The intersection point between rock music and classical music is one which the Signum Quartet finds fascinating and appealing: Having grown up listening to and falling in love with Beethoven, Mozart, Stravinsky, Shostakovich as well as The Beatles, Queen, Led Zeppelin and Radiohead, the idea of bringing these two musical worlds together in one programme seems an organic and natural extension of their repertoire.
There are many palpable musical and energetic similarities between classical and rock music – Beethoven’s overwhelming Große Fuge must have had a similar visceral, mind-bending effect on the listeners of his day that Led Zeppelin had on theirs! An existential and sometimes overlooked similarity is that rock music at its core is also chamber music: The joy of playing in a tight three- or four-piece rock band provides similar thrills of musical interaction and communication to playing a Haydn or Dvorak string quartet.
It is these points of intersection which Matthijs van Dijk captures so wonderfully in his arrangements and paraphrases of well-known rock songs and in his own rock-inspired works.
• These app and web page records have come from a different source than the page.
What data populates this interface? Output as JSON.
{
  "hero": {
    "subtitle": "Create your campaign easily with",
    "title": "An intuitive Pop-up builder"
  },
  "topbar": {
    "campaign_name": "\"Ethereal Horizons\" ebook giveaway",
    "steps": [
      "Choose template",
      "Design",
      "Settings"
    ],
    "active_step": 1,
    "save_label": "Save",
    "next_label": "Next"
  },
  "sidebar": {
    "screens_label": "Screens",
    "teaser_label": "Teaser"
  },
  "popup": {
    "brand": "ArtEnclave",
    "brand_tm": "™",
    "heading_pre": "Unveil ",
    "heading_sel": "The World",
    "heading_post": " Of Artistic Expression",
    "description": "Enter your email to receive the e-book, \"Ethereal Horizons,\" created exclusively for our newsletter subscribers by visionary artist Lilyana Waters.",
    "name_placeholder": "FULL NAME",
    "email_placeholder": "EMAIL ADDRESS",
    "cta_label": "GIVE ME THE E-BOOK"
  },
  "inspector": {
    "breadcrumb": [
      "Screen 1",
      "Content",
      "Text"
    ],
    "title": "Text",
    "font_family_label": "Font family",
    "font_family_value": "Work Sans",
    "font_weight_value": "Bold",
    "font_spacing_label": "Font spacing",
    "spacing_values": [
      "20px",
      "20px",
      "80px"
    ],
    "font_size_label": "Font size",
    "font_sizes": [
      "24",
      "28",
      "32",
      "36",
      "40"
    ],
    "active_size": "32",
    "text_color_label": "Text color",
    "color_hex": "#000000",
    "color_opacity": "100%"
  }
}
He is an award-winning composer of “serious” contemporary music as well as a songwriter, not to mention a seasoned string quartet violinist and a rock bassist and singer. It is this multifaceted experience that gives him a unique angle on this type of arrangement. He retains the essence of the songs without looking to use the quartet unidiomatically, and the result is often more akin to a commentary or paraphrase than a straight transcription. In fact, in the arrangement of Cream “Sunshine”, he weaves in musical quotations of Jimi Hendrix, Janis Joplin, The Doors and Bob Marley in a kind of musical acid trip within a trip.
The members of the Signum Quartet are regularly involved in recordings for top bands (including Die Fantastischen Vier or Die Toten Hosen) as well as having played in bands themselves – Xandi even sang and played bass and drums in various bands, often together with his brother Matthijs. As passionate musical omnivores, they relish the opportunity to blur boundaries and explore the deep interconnectedness of these closely related art forms.